Fabric can also be sewn instead of gluing. You can purchase a sewn envelope for your particular airplane that fits each component part like a glove. Aircraft Spruce & Specialty has patterns for most aircraft and they will sew an envelope out of the type of fabric you desire. When you receive the envelope you simply slide it over the structure and then glue it in place using fabric cement. For example, if you purchase an envelope for a wing you would pull the fabric over the wing and then cement it at the butt end of the wing. Using an envelope saves a lot of work and consequently time. The disadvantage on a wing surface is the appearance of a sewn seam. Some people do not like to have the sewn seam running chordwise on a wing. Aircraft Spruce will, however, sew the envelope spanwise so the seam is located on the leading and trailing edge. This must be requested. Also, when you receive the envelope the seams will be on the outside. You must turn the envelope inside out to make sure the seams will then be on the inside of the envelope against the structure.
Why can’t you buy the material and then sew up an envelope yourself? You can do this providing you use the approved polyester machine sewing thread. However, I do not recommend doing this unless you have a commercial sewing machine. The fabric will wreak havoc on a regular sewing machine needle. Save yourself a lot of time and grief and order an envelope rather than attempt to sew it yourself.
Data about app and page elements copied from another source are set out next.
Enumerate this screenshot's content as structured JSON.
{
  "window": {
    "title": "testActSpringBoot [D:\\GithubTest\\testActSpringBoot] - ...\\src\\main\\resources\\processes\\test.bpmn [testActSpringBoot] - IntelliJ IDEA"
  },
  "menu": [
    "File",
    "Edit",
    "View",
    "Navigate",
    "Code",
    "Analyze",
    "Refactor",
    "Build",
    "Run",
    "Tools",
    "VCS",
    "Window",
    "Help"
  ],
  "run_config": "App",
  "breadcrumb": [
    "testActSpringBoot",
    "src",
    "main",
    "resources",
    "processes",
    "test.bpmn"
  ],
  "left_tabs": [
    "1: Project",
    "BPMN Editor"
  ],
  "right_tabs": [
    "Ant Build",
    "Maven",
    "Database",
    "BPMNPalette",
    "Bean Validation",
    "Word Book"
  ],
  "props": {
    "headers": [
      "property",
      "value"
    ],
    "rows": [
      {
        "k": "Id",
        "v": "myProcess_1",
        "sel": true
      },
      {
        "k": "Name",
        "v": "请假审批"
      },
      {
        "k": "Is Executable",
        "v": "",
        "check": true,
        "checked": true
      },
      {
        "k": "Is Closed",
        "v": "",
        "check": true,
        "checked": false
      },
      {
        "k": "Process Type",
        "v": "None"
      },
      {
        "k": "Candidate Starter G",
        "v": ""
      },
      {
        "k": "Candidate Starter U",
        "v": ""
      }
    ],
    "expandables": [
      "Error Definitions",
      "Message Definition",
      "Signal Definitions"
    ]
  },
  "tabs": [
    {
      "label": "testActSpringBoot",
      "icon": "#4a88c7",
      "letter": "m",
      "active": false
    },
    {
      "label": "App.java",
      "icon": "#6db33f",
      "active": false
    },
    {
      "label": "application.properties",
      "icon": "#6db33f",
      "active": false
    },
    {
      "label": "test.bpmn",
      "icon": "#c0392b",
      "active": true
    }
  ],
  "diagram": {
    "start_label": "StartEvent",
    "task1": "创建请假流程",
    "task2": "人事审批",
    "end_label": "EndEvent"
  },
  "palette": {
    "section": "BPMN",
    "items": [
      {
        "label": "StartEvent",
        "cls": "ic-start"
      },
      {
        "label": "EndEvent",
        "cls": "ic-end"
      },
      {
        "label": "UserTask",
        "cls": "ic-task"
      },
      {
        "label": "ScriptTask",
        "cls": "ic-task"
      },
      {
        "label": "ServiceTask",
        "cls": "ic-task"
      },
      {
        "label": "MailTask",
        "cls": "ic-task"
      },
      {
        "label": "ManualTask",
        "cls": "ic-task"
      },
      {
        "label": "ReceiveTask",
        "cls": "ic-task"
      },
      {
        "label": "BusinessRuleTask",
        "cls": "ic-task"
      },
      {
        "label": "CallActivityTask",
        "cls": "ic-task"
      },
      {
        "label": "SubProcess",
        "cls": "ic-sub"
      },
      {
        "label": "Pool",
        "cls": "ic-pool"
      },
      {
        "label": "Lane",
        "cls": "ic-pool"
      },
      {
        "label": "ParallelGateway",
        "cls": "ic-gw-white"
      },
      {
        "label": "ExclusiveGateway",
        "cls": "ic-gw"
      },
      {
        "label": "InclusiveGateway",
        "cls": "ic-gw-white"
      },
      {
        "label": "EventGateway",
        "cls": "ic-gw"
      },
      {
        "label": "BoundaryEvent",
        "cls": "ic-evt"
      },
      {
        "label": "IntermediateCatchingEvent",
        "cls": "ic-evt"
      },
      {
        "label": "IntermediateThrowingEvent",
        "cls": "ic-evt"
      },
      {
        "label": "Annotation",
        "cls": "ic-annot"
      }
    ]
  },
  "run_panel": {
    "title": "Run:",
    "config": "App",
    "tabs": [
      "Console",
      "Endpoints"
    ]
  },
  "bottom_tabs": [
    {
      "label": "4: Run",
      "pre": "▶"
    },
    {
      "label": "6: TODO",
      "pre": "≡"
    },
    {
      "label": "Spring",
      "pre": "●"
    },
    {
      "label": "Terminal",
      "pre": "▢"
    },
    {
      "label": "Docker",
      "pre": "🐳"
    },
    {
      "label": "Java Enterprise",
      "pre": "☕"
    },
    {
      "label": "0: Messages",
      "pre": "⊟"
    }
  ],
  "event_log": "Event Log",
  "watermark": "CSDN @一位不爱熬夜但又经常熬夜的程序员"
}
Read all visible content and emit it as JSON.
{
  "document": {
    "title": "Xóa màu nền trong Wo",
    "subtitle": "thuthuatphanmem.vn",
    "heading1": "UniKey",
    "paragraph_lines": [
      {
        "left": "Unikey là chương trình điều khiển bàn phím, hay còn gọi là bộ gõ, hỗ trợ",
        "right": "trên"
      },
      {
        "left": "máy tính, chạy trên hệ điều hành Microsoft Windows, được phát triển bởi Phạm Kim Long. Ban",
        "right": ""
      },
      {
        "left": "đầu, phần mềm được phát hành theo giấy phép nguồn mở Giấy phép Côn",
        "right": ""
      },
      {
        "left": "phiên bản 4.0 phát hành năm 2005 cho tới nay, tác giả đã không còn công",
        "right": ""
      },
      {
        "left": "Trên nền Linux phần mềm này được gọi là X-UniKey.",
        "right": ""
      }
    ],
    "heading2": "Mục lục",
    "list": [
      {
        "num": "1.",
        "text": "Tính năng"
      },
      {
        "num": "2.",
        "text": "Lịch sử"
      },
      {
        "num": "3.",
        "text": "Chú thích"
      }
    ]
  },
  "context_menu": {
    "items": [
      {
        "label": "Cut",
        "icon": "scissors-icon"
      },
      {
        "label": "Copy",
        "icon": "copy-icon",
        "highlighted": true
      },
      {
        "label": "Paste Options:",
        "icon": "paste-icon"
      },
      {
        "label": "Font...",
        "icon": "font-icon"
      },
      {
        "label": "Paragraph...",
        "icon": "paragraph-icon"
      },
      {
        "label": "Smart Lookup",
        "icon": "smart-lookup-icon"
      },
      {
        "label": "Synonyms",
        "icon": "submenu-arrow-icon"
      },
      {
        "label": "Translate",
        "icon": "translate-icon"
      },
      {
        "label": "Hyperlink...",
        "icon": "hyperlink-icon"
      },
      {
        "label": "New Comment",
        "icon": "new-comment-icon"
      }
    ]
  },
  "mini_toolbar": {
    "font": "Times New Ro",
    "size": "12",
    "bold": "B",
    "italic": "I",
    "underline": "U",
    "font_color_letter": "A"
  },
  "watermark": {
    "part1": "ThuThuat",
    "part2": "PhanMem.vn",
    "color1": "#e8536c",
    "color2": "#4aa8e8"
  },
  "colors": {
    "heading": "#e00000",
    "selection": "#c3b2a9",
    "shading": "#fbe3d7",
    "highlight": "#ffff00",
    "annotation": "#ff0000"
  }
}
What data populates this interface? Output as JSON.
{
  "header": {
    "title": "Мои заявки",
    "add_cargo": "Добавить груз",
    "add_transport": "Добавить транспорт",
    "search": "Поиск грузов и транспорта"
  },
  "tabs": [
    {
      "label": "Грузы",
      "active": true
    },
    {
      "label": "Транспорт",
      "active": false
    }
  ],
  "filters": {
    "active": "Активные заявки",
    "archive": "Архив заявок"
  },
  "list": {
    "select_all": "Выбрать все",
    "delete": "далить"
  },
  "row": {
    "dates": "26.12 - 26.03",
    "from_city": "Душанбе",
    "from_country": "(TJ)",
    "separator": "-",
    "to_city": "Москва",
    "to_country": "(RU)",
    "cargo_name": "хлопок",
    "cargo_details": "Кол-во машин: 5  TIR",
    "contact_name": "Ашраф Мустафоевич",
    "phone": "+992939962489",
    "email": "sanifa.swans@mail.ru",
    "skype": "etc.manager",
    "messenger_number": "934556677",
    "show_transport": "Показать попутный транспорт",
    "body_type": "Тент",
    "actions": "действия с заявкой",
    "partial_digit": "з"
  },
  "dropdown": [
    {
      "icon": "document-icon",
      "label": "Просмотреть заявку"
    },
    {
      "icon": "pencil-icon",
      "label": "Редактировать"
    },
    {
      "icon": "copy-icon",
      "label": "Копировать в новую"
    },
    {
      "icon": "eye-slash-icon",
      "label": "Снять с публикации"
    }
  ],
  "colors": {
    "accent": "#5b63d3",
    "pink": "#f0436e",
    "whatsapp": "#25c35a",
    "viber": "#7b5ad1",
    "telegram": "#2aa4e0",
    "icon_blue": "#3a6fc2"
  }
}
The attachment of fabric is relatively simple. However, it must be done properly prior to beginning to shrink the fabric. The glue must also be allowed to dry prior to beginning the shrinking process. If you begin too soon you will pull the seams apart. Once the glue has properly dried the heat tautening will not harm the seams.
Our next step will be to actually shrink the fabric itself.